Friday, June 26, 2015By:
This week got off to a good start. I spent Monday as a nano-scale scullery maid! Translation: I suited up in a lab coat, gloves, and goggles and used a chemical process to clean off our silicon target substrate several times to be sure it was spic and span.
Tuesday morning we performed the chemical cleaning magic on a dummy substrate onto which will place MoS2 flakes. With our dummy substrate ready we pressed flake –laden tape onto its surface in a process called exfoliation. This left a lot of flakes far too small to be made into devices scattered over the substrate so to reduce the flake density our plan is to use a chemical transfer process to move the flakes from the dummy substrate (hereafter called the dummy) to another one called the target substrate on which the device will be built. This transfer process will leave many of the super small flakes behind so that our target substrate will have the desirable larger flakes and still be relatively free of clutter. The first step was to use a dropper to deposit a thin layer of a liquid polymer called PLLA onto the dummy and take it for a spin in the centrifuge so that the PLLA engulfs the MoS2 flakes. The first of our woes happened as we tried to peel the dummy off the double sided tape holding it to the carrier substrate on which it sat. Despite me asking it politely, the tape simply refused to let go of the dummy. In my attempt to pry the dummy free from the clutches of the tape I snapped it clean in half. Oops.
Ok, start over. We exfoliated onto another dummy and this time we made it one step further. After the spin coating comes the tricky part: use a razor blade to scrape off 1mm of the PLLA around the border of the dummy substrate whilst keeping all fingers intact. Then we placed a slab of a jello-like polymer, called PDMS, on top of the PLLA coating to form a sandwich. After a quick dunk into de-ionized water our sandwich was ready to be peeled apart. If all goes as planned (insert the universe’s mocking laugh here) the PDMS should act like a sticker that grabs the PLLA with the flakes in it so that they can be placed onto the target. No such luck. The PDMS and PLLA were evidently not on speaking terms. They refused to adhere to each other. We thought we could force them to if we just pressed them together more firmly...CRACK! Another substrate bites the dust. We thought the PDMS was to blame so we concocted a new batch and called it a day.

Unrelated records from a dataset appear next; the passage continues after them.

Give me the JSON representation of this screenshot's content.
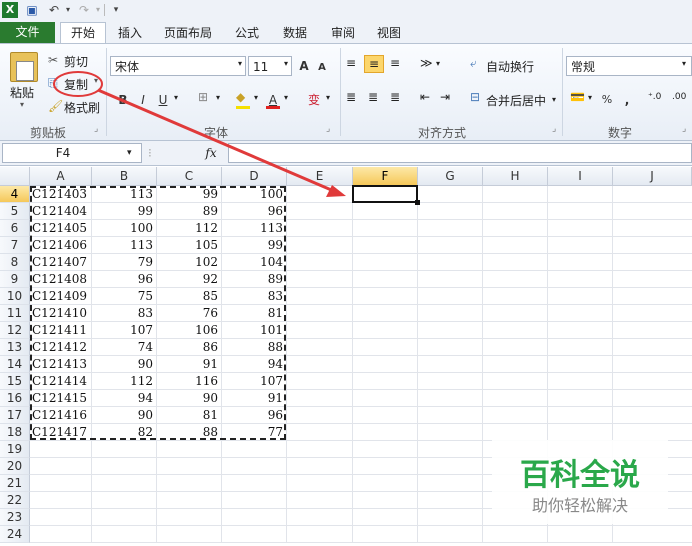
{
  "qat": {
    "save": "💾",
    "undo": "↶",
    "redo": "↷"
  },
  "tabs": [
    {
      "label": "文件"
    },
    {
      "label": "开始"
    },
    {
      "label": "插入"
    },
    {
      "label": "页面布局"
    },
    {
      "label": "公式"
    },
    {
      "label": "数据"
    },
    {
      "label": "审阅"
    },
    {
      "label": "视图"
    }
  ],
  "ribbon": {
    "clipboard": {
      "paste": "粘贴",
      "cut": "剪切",
      "copy": "复制",
      "painter": "格式刷",
      "group": "剪贴板"
    },
    "font": {
      "name": "宋体",
      "size": "11",
      "group": "字体",
      "bold": "B",
      "italic": "I",
      "underline": "U",
      "grow": "A",
      "shrink": "A",
      "fontcolor": "A",
      "phonetic": "变"
    },
    "align": {
      "wrap": "自动换行",
      "merge": "合并后居中",
      "group": "对齐方式"
    },
    "number": {
      "format": "常规",
      "percent": "%",
      "comma": ",",
      "inc": "←.0",
      ".dec": ".00",
      "group": "数字"
    }
  },
  "formula_bar": {
    "name": "F4",
    "fx": "fx",
    "value": ""
  },
  "columns": [
    "A",
    "B",
    "C",
    "D",
    "E",
    "F",
    "G",
    "H",
    "I",
    "J"
  ],
  "rows": [
    4,
    5,
    6,
    7,
    8,
    9,
    10,
    11,
    12,
    13,
    14,
    15,
    16,
    17,
    18,
    19,
    20,
    21,
    22,
    23,
    24
  ],
  "data": [
    [
      "C121403",
      "113",
      "99",
      "100"
    ],
    [
      "C121404",
      "99",
      "89",
      "96"
    ],
    [
      "C121405",
      "100",
      "112",
      "113"
    ],
    [
      "C121406",
      "113",
      "105",
      "99"
    ],
    [
      "C121407",
      "79",
      "102",
      "104"
    ],
    [
      "C121408",
      "96",
      "92",
      "89"
    ],
    [
      "C121409",
      "75",
      "85",
      "83"
    ],
    [
      "C121410",
      "83",
      "76",
      "81"
    ],
    [
      "C121411",
      "107",
      "106",
      "101"
    ],
    [
      "C121412",
      "74",
      "86",
      "88"
    ],
    [
      "C121413",
      "90",
      "91",
      "94"
    ],
    [
      "C121414",
      "112",
      "116",
      "107"
    ],
    [
      "C121415",
      "94",
      "90",
      "91"
    ],
    [
      "C121416",
      "90",
      "81",
      "96"
    ],
    [
      "C121417",
      "82",
      "88",
      "77"
    ]
  ],
  "watermark": {
    "title": "百科全说",
    "subtitle": "助你轻松解决"
  },
  "colors": {
    "file_tab": "#2a7b2f",
    "annotation": "#e03a3a",
    "watermark": "#2aa84a"
  }
}
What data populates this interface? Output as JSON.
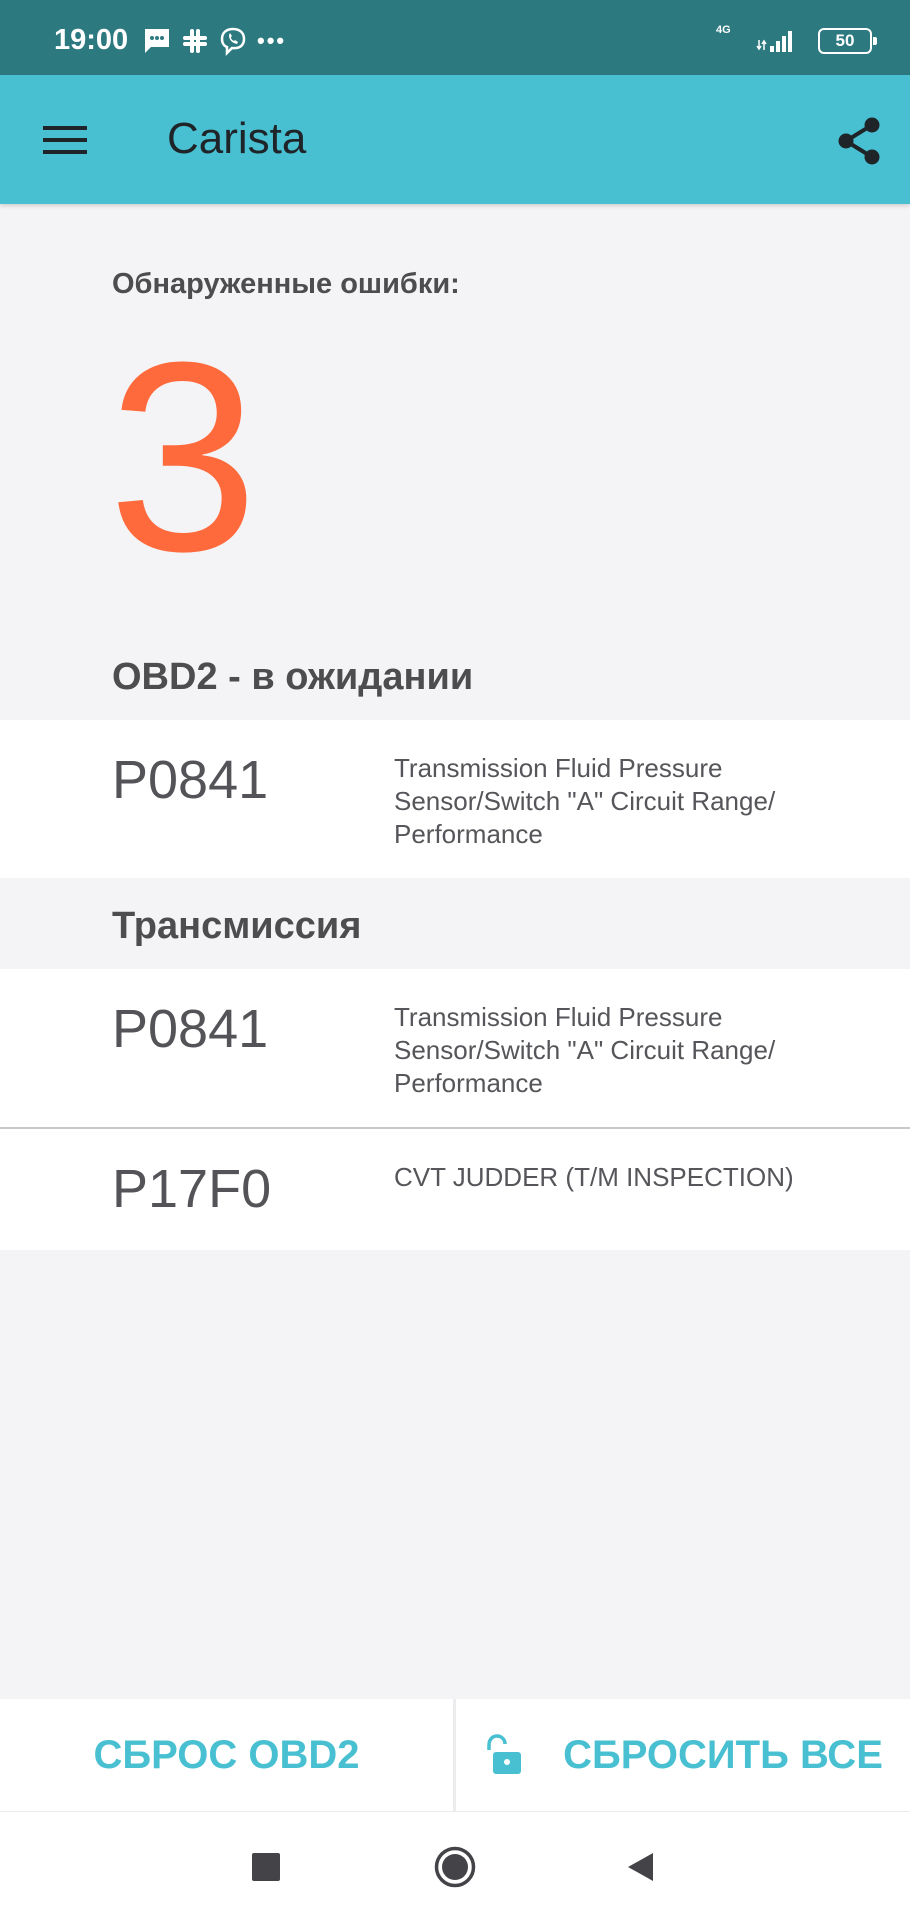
{
  "status_bar": {
    "time": "19:00",
    "network": "4G",
    "battery": "50",
    "more": "•••"
  },
  "app_bar": {
    "title": "Carista"
  },
  "summary": {
    "label": "Обнаруженные ошибки:",
    "count": "3"
  },
  "sections": [
    {
      "title": "OBD2 - в ожидании",
      "errors": [
        {
          "code": "P0841",
          "description": "Transmission Fluid Pressure Sensor/Switch \"A\" Circuit Range/ Performance"
        }
      ]
    },
    {
      "title": "Трансмиссия",
      "errors": [
        {
          "code": "P0841",
          "description": "Transmission Fluid Pressure Sensor/Switch \"A\" Circuit Range/ Performance"
        },
        {
          "code": "P17F0",
          "description": "CVT JUDDER (T/M INSPECTION)"
        }
      ]
    }
  ],
  "actions": {
    "reset_obd2": "СБРОС OBD2",
    "reset_all": "СБРОСИТЬ ВСЕ"
  },
  "colors": {
    "status_bar": "#2c7a80",
    "app_bar": "#48c0d1",
    "accent": "#48c0d1",
    "count": "#ff6a3c",
    "background": "#f4f4f6"
  }
}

On Wednesday we were ready for a new round. We started back at square one with exfoliation. We made it to the point where we needed to scratch off the PLLA around the edge of the dummy. This time the PLLA was experiencing separation anxiety and did not want to be removed from the surface of the dummy. We tried to encourage it by scraping a little harder. Bad idea. Rather than relinquish the PLLA, the substrate shattered into a series of sharp shards. Sigh. Now a new batch of PLLA was in order. We concocted the PLLA potion and left it out to stew overnight. For the remainder of the day I resumed my nano-scale scullery duties to clean more dummy substrates because with track record we’ll need some extras. On Thursday we started from scratch with the exfoliation. Slowly but surely we proceeded through the same steps and got to the point where we tried out our fresh batch of PLLA. It had separation anxiety as well. After a much needed consultation/therapy session with our advisor we came up with a plan to systematically vary certain parameters to find a set of optimal conditions under which the dummy relinquishes the PLLA. Friday we carried out our plan which resulted in…drumroll please….widespread failure! Sigh. Back to the drawing board.